What you are asked to do
Skip the images; return every entry exactly.

Material for this exercise
*** Begin section ***
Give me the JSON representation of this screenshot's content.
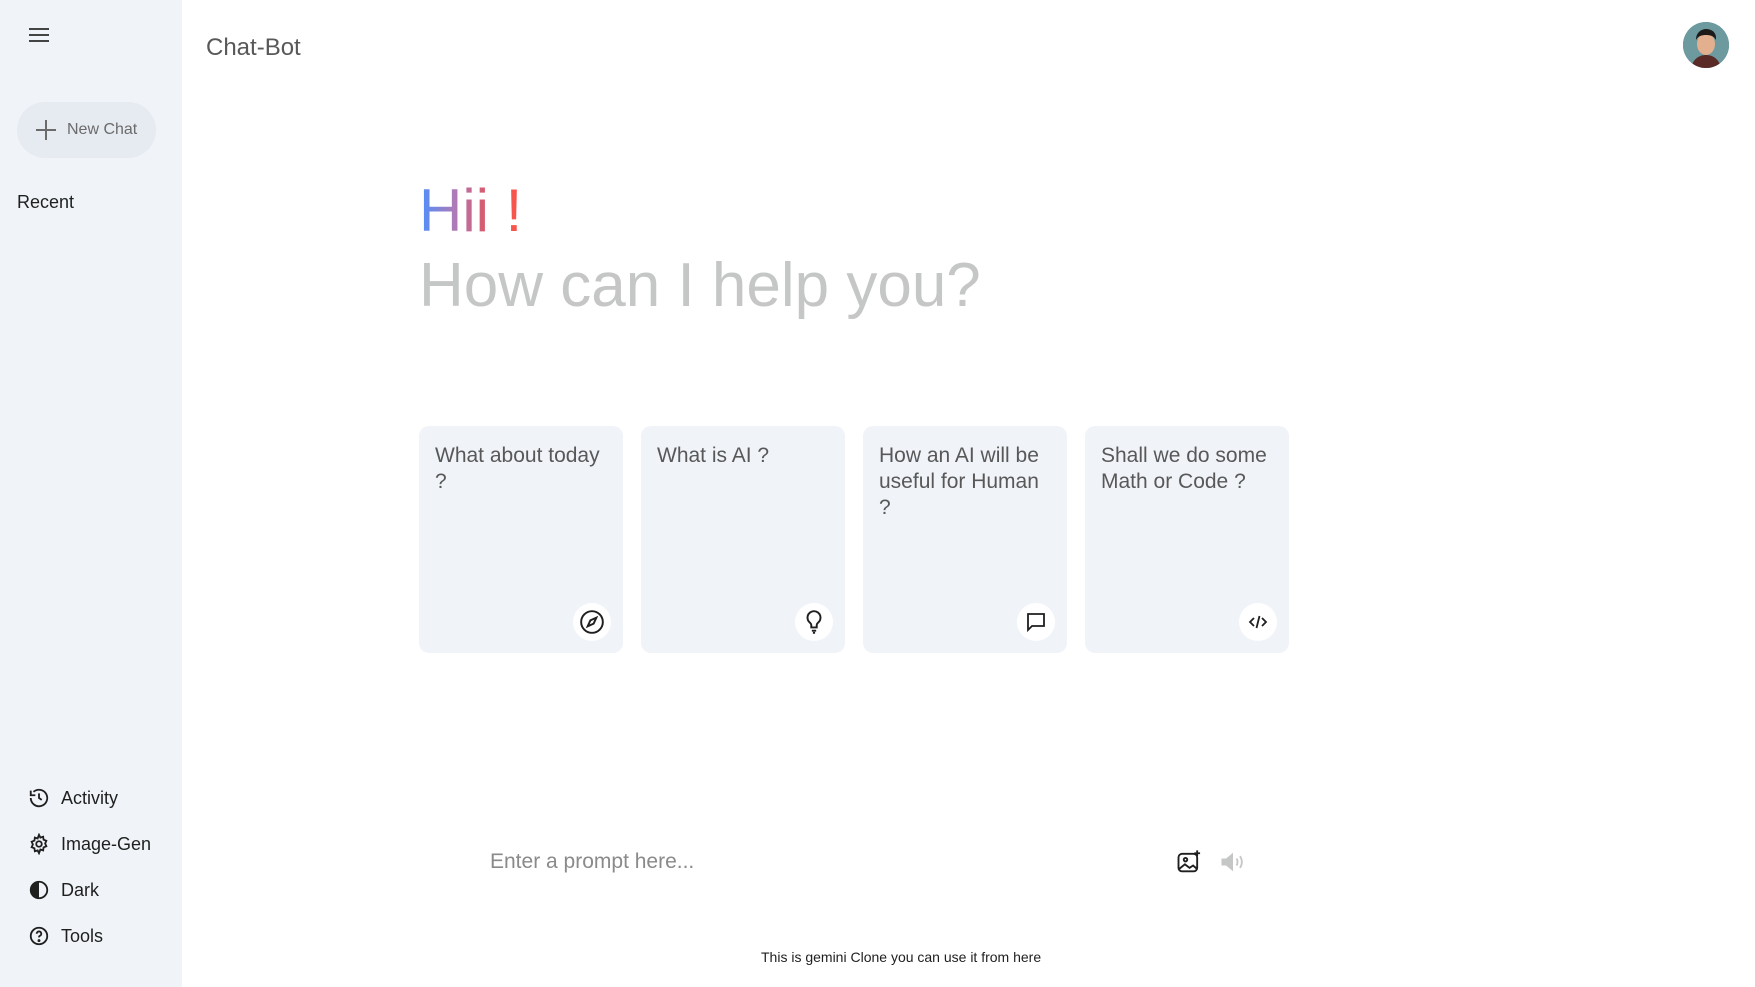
{
  "header": {
    "title": "Chat-Bot"
  },
  "sidebar": {
    "new_chat_label": "New Chat",
    "recent_label": "Recent",
    "items": [
      {
        "label": "Activity",
        "icon": "history-icon"
      },
      {
        "label": "Image-Gen",
        "icon": "gear-icon"
      },
      {
        "label": "Dark",
        "icon": "contrast-icon"
      },
      {
        "label": "Tools",
        "icon": "help-icon"
      }
    ]
  },
  "greeting": {
    "line1": "Hii !",
    "line2": "How can I help you?"
  },
  "cards": [
    {
      "text": "What about today ?",
      "icon": "compass-icon"
    },
    {
      "text": "What is AI ?",
      "icon": "bulb-icon"
    },
    {
      "text": "How an AI will be useful for Human ?",
      "icon": "message-icon"
    },
    {
      "text": "Shall we do some Math or Code ?",
      "icon": "code-icon"
    }
  ],
  "prompt": {
    "placeholder": "Enter a prompt here..."
  },
  "footer": {
    "text": "This is gemini Clone you can use it from here"
  },
  "colors": {
    "sidebar_bg": "#f0f4f9",
    "card_bg": "#f0f4f9",
    "gradient_start": "#4b90ff",
    "gradient_end": "#ff5546",
    "muted_text": "#c4c7c5"
  }
}
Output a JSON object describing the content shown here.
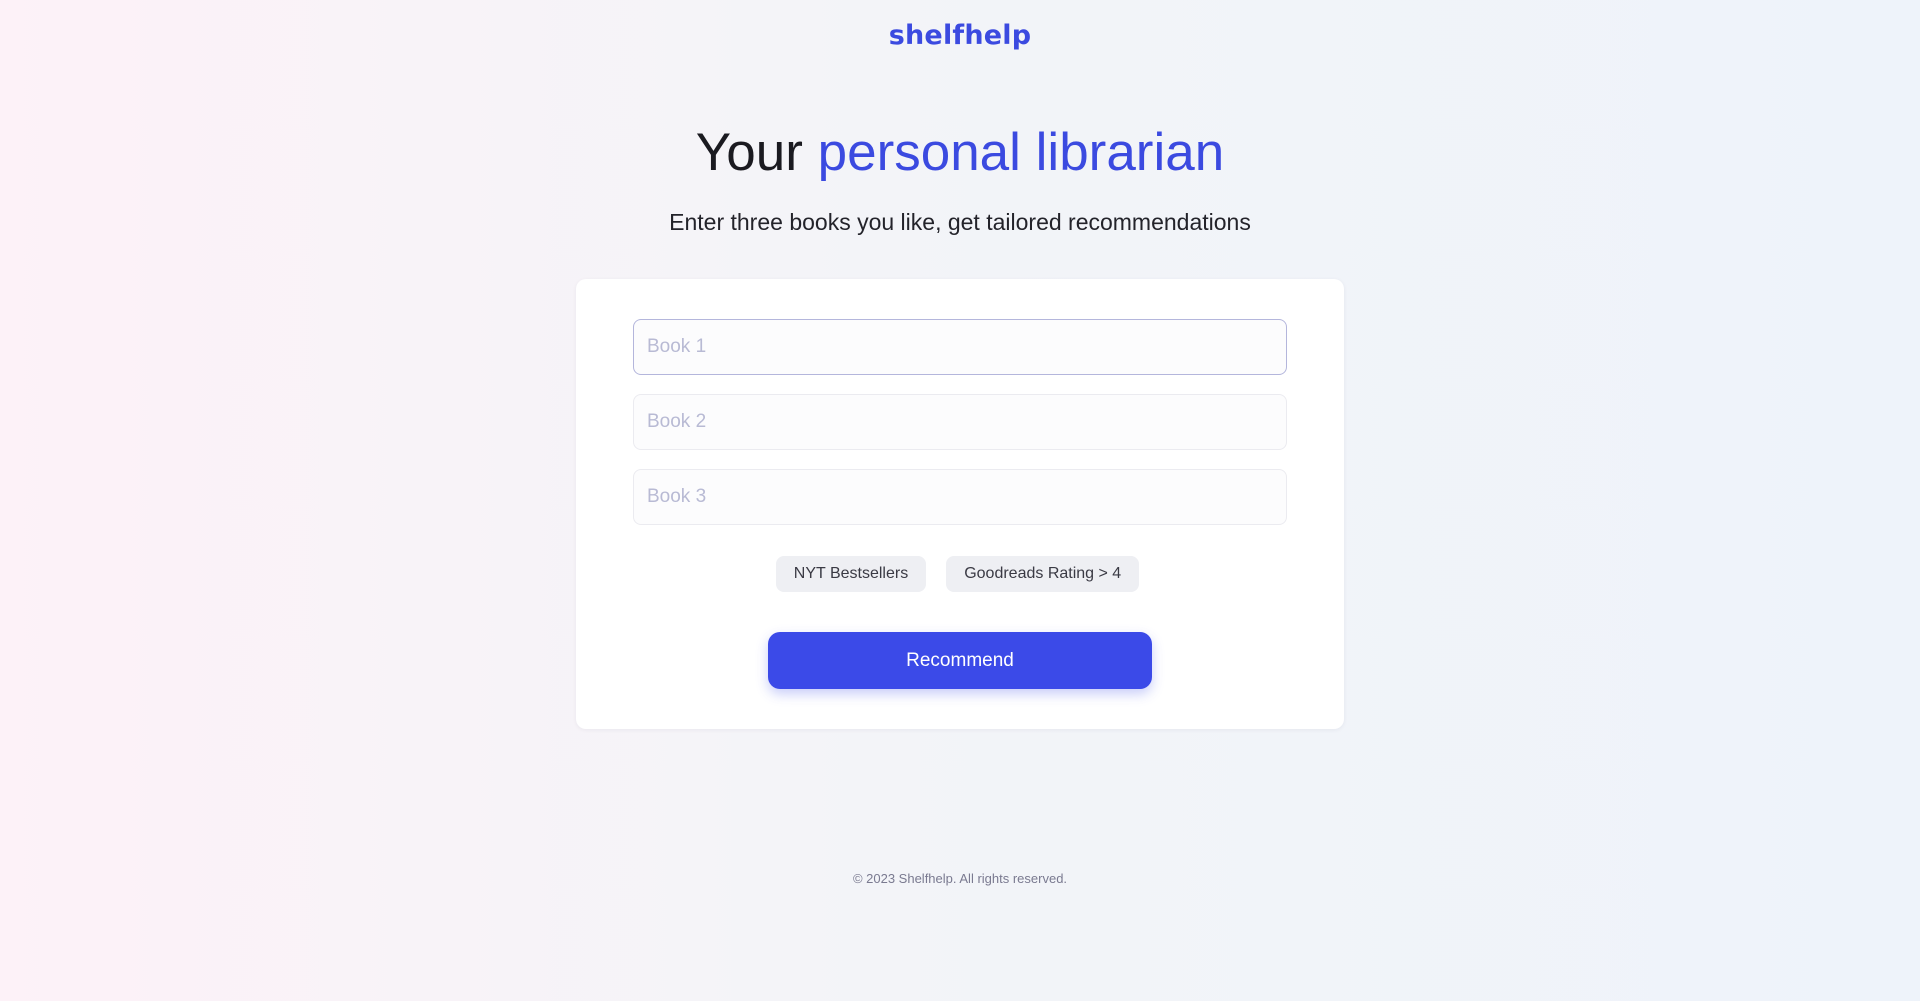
{
  "header": {
    "logo_text": "shelfhelp"
  },
  "hero": {
    "title_prefix": "Your",
    "title_accent": "personal librarian",
    "subtitle": "Enter three books you like, get tailored recommendations"
  },
  "form": {
    "books": [
      {
        "placeholder": "Book 1",
        "value": ""
      },
      {
        "placeholder": "Book 2",
        "value": ""
      },
      {
        "placeholder": "Book 3",
        "value": ""
      }
    ],
    "filters": [
      {
        "label": "NYT Bestsellers"
      },
      {
        "label": "Goodreads Rating > 4"
      }
    ],
    "submit_label": "Recommend"
  },
  "footer": {
    "copyright": "© 2023 Shelfhelp. All rights reserved."
  },
  "colors": {
    "accent": "#3b4ae0",
    "button": "#3b4ae8"
  }
}
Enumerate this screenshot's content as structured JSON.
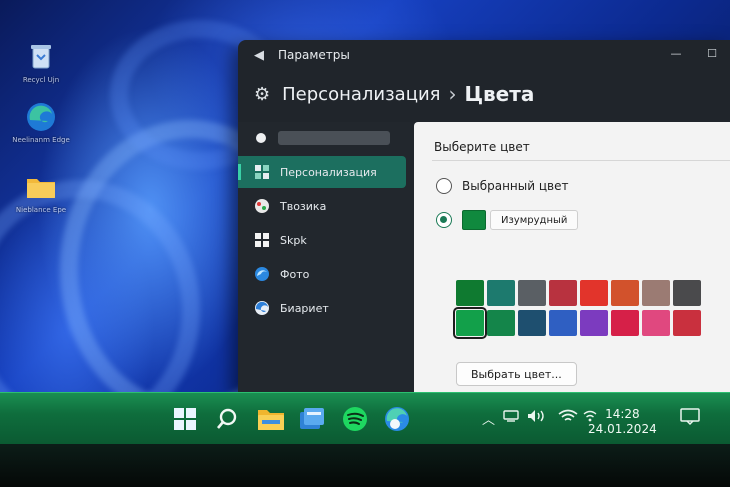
{
  "desktop": {
    "icons": [
      {
        "label": "Recycl Ujn",
        "icon": "recycle-bin-icon"
      },
      {
        "label": "Neelinanm Edge",
        "icon": "edge-icon"
      },
      {
        "label": "Nieblance Epe",
        "icon": "folder-icon"
      }
    ]
  },
  "window": {
    "title": "Параметры",
    "back_icon": "back-arrow-icon",
    "breadcrumb": {
      "parent": "Персонализация",
      "separator": "›",
      "current": "Цвета"
    }
  },
  "sidebar": {
    "items": [
      {
        "label": "Персонализация",
        "icon": "personalization-icon",
        "active": true
      },
      {
        "label": "Твозика",
        "icon": "paint-icon",
        "active": false
      },
      {
        "label": "Skpk",
        "icon": "windows-grid-icon",
        "active": false
      },
      {
        "label": "Фото",
        "icon": "photo-icon",
        "active": false
      },
      {
        "label": "Биариет",
        "icon": "browser-icon",
        "active": false
      }
    ]
  },
  "content": {
    "section_title": "Выберите цвет",
    "option_selected_label": "Выбранный цвет",
    "current_color_name": "Изумрудный",
    "current_color_hex": "#10893e",
    "pick_button": "Выбрать цвет...",
    "palette": [
      "#0f7a30",
      "#1d7a6e",
      "#5a5f64",
      "#b8323f",
      "#e2342b",
      "#d2522c",
      "#9b7b73",
      "#4a4a4c",
      "#12a04a",
      "#14854a",
      "#1e4f6f",
      "#2f5fc2",
      "#7c3bbf",
      "#d62048",
      "#e0487f",
      "#c9303e"
    ],
    "selected_index": 8
  },
  "taskbar": {
    "apps": [
      "windows-start-icon",
      "search-icon",
      "file-explorer-icon",
      "stacked-windows-icon",
      "spotify-icon",
      "edge-icon"
    ],
    "tray": [
      "chevron-up-icon",
      "network-device-icon",
      "volume-icon",
      "wifi-icon",
      "wifi-signal-icon"
    ],
    "time": "14:28",
    "date": "24.01.2024"
  }
}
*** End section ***
Written answer
Give me the JSON representation of this screenshot's content.
{
  "header": {
    "title": "Chat-Bot"
  },
  "sidebar": {
    "new_chat_label": "New Chat",
    "recent_label": "Recent",
    "items": [
      {
        "label": "Activity",
        "icon": "history-icon"
      },
      {
        "label": "Image-Gen",
        "icon": "gear-icon"
      },
      {
        "label": "Dark",
        "icon": "contrast-icon"
      },
      {
        "label": "Tools",
        "icon": "help-icon"
      }
    ]
  },
  "greeting": {
    "line1": "Hii !",
    "line2": "How can I help you?"
  },
  "cards": [
    {
      "text": "What about today ?",
      "icon": "compass-icon"
    },
    {
      "text": "What is AI ?",
      "icon": "bulb-icon"
    },
    {
      "text": "How an AI will be useful for Human ?",
      "icon": "message-icon"
    },
    {
      "text": "Shall we do some Math or Code ?",
      "icon": "code-icon"
    }
  ],
  "prompt": {
    "placeholder": "Enter a prompt here..."
  },
  "footer": {
    "text": "This is gemini Clone you can use it from here"
  },
  "colors": {
    "sidebar_bg": "#f0f4f9",
    "card_bg": "#f0f4f9",
    "gradient_start": "#4b90ff",
    "gradient_end": "#ff5546",
    "muted_text": "#c4c7c5"
  }
}
Output a JSON object describing the content shown here.
{
  "header": {
    "logo_text": "shelfhelp"
  },
  "hero": {
    "title_prefix": "Your",
    "title_accent": "personal librarian",
    "subtitle": "Enter three books you like, get tailored recommendations"
  },
  "form": {
    "books": [
      {
        "placeholder": "Book 1",
        "value": ""
      },
      {
        "placeholder": "Book 2",
        "value": ""
      },
      {
        "placeholder": "Book 3",
        "value": ""
      }
    ],
    "filters": [
      {
        "label": "NYT Bestsellers"
      },
      {
        "label": "Goodreads Rating > 4"
      }
    ],
    "submit_label": "Recommend"
  },
  "footer": {
    "copyright": "© 2023 Shelfhelp. All rights reserved."
  },
  "colors": {
    "accent": "#3b4ae0",
    "button": "#3b4ae8"
  }
}
Enumerate this screenshot's content as structured JSON.
{
  "desktop": {
    "icons": [
      {
        "label": "Recycl Ujn",
        "icon": "recycle-bin-icon"
      },
      {
        "label": "Neelinanm Edge",
        "icon": "edge-icon"
      },
      {
        "label": "Nieblance Epe",
        "icon": "folder-icon"
      }
    ]
  },
  "window": {
    "title": "Параметры",
    "back_icon": "back-arrow-icon",
    "breadcrumb": {
      "parent": "Персонализация",
      "separator": "›",
      "current": "Цвета"
    }
  },
  "sidebar": {
    "items": [
      {
        "label": "Персонализация",
        "icon": "personalization-icon",
        "active": true
      },
      {
        "label": "Твозика",
        "icon": "paint-icon",
        "active": false
      },
      {
        "label": "Skpk",
        "icon": "windows-grid-icon",
        "active": false
      },
      {
        "label": "Фото",
        "icon": "photo-icon",
        "active": false
      },
      {
        "label": "Биариет",
        "icon": "browser-icon",
        "active": false
      }
    ]
  },
  "content": {
    "section_title": "Выберите цвет",
    "option_selected_label": "Выбранный цвет",
    "current_color_name": "Изумрудный",
    "current_color_hex": "#10893e",
    "pick_button": "Выбрать цвет...",
    "palette": [
      "#0f7a30",
      "#1d7a6e",
      "#5a5f64",
      "#b8323f",
      "#e2342b",
      "#d2522c",
      "#9b7b73",
      "#4a4a4c",
      "#12a04a",
      "#14854a",
      "#1e4f6f",
      "#2f5fc2",
      "#7c3bbf",
      "#d62048",
      "#e0487f",
      "#c9303e"
    ],
    "selected_index": 8
  },
  "taskbar": {
    "apps": [
      "windows-start-icon",
      "search-icon",
      "file-explorer-icon",
      "stacked-windows-icon",
      "spotify-icon",
      "edge-icon"
    ],
    "tray": [
      "chevron-up-icon",
      "network-device-icon",
      "volume-icon",
      "wifi-icon",
      "wifi-signal-icon"
    ],
    "time": "14:28",
    "date": "24.01.2024"
  }
}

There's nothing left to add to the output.